• Multi-modes: Selections

    In the late nineties, I began pushing my use of diverse materials and media much beyond what had been my usual practice. Seriatim II, made in 1999, can serve as a fit example. It measures 34 1/4 x 94 1/2 inches and is made of paper, ink, perforated aluminum, stainless steel, sanding discs, black gesso on canvas, cardboard, mat board, and copier transparency film -- all mounted on five aluminum panels; also, the work juts out relieflike from the wall. Into what general category should such a work be placed? It is neither a collage nor a sculpture, nor a painting. Though elements from each of these art modes contribute to it as a whole, Seriatim II is something other. The same holds for many other works of mine made since then. Available category names (mixed-media, assemblage, combines) highlight basic operations. But mixing, assembling, combining, do not convey in any general sense how I arrive at such works, nor hint at what I consider a central necessity — the subordination of the parts to the integration of diverse modes and materials within a holistically coherent work of art.

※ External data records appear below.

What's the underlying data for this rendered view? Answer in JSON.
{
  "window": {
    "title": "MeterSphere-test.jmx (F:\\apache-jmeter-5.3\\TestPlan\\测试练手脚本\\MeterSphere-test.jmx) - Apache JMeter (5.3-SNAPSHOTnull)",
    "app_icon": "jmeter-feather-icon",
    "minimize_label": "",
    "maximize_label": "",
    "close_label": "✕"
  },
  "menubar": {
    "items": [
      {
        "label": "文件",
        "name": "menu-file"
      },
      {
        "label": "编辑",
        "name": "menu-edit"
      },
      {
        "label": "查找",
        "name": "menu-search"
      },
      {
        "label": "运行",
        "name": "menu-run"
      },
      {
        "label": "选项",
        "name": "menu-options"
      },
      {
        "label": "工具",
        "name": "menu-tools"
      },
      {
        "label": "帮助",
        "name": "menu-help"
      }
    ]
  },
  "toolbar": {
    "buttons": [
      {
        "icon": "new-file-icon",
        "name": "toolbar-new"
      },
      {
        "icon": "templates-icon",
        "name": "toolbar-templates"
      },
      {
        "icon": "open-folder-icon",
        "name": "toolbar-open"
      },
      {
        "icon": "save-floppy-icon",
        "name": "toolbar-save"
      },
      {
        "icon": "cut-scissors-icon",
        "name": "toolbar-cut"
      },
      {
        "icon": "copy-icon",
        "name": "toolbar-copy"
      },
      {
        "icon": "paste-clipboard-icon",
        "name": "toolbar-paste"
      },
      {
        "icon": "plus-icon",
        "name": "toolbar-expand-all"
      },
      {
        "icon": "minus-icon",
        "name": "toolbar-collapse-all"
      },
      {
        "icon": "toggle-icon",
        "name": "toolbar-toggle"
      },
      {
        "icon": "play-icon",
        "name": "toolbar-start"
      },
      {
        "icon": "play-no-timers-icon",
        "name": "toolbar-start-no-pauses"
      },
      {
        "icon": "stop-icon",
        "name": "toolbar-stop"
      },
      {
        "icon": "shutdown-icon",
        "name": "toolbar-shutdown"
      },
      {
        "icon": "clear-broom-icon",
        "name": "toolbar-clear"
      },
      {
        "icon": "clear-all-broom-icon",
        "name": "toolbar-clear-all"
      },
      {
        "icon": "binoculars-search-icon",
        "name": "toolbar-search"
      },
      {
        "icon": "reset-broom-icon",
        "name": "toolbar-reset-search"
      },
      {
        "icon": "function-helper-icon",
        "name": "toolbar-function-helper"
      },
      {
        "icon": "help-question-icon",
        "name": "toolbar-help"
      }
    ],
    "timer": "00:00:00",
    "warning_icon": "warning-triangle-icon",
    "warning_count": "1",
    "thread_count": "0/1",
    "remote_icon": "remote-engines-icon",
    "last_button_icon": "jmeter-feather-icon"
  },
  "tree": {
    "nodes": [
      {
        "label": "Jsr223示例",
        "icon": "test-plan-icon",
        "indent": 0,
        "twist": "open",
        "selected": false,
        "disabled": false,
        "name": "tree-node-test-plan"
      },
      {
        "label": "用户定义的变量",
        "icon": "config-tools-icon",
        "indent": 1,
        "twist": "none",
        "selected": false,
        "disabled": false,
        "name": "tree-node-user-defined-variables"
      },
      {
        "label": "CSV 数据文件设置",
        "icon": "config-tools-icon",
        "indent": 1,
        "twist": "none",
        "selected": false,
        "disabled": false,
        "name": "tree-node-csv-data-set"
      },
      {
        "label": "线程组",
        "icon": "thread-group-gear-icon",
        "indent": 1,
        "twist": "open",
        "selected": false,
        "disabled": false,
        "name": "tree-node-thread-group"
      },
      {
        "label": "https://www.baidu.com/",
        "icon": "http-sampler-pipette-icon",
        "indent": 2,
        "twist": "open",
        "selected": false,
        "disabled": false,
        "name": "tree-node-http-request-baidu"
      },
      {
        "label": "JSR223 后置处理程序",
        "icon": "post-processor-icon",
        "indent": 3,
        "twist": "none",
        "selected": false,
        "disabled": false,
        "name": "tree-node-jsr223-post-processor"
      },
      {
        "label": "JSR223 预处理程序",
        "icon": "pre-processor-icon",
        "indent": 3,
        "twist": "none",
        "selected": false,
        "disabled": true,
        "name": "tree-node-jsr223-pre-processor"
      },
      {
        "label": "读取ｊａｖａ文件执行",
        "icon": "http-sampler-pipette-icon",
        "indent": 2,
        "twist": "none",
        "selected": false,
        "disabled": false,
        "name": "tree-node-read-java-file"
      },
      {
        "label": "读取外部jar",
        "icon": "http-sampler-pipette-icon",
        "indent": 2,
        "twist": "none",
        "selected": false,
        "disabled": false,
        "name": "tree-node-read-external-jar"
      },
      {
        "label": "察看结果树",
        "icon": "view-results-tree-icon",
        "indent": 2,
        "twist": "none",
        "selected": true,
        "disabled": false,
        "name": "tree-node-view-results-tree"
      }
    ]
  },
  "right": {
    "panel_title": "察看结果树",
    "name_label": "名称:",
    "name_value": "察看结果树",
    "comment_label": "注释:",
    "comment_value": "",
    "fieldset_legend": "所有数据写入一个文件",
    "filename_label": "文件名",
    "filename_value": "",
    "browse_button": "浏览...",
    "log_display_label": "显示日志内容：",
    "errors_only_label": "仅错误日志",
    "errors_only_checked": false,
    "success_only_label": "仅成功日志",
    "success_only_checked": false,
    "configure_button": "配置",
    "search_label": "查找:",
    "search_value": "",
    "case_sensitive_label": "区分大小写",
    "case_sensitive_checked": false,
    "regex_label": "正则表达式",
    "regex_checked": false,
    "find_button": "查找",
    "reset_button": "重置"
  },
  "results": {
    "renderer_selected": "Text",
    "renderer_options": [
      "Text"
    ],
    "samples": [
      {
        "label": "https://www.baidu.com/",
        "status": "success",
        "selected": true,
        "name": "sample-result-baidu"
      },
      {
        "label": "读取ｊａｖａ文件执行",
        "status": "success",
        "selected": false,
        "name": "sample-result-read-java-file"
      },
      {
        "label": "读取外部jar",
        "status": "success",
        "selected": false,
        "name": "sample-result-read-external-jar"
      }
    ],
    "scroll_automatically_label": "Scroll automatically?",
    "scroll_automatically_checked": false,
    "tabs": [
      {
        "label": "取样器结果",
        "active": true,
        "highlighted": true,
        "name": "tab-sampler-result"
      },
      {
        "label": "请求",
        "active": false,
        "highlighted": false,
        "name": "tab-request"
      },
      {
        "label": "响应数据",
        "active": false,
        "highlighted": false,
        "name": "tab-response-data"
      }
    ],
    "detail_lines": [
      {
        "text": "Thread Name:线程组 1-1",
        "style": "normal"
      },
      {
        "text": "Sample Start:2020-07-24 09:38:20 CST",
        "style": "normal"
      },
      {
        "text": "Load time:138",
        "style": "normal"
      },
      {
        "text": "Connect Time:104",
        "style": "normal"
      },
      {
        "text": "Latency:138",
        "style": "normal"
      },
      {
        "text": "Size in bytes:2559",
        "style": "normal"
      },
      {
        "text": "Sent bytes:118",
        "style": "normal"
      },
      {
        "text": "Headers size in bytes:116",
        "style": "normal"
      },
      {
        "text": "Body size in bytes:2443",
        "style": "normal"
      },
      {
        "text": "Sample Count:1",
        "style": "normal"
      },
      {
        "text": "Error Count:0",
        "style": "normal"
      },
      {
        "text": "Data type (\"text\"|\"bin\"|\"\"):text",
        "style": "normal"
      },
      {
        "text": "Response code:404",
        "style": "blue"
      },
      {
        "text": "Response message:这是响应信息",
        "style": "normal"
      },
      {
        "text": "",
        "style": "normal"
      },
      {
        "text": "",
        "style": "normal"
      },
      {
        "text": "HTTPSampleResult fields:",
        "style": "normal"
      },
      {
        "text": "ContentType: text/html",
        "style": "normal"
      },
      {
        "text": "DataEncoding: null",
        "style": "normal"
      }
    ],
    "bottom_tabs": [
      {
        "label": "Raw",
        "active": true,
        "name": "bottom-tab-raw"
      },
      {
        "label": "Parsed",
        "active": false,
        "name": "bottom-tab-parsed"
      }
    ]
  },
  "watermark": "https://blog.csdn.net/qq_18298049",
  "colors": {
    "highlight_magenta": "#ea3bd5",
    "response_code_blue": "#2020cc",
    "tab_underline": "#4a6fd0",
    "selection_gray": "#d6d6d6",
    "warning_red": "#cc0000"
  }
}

    The exhibition catalogue of the Kremen retrospective at the Nasher Museum of Art at Duke University listed all works together, this without regard to category differentiation except for sculpture and for two special series. The many other catalogues of previous exhibits focused almost exclusively on collage though a few treated sculpture separately.

    My work has thus been publicly associated with collage and I’m generally thought of as being a “collagist.” That persists even though I have pushed the medium beyond conventional boundaries and, to such an extent, that today the term “collage” is no longer appropriate to much of what I make. This development began in the late eighties with the emergence within the body of my work of the various “Canto” series.

    Those typically are composed of a main panel, largely monochromatic, followed a short space below by an irregular line of small collages and other material arranged rhythmically. I generally refer to the latter by the Italian term “predella” which applies to the small-scale, narrative panels or scenes along the frame at the bottom of an altarpiece. Mine are neither narrative nor representational but, rather, complement the main panel although they could well stand alone. After about a decade and a half, my predella forms developed into the “Seriata;” the materials of one of these I’ve described above. In my studio now some dozen works-in-progress are of the kind that synthesize either two or three of the modes (collage, painting, sculpture). They demand their own category name. I call them Multi-modes, notwithstanding that grey areas and ambiguities persist.

    Irwin Kremen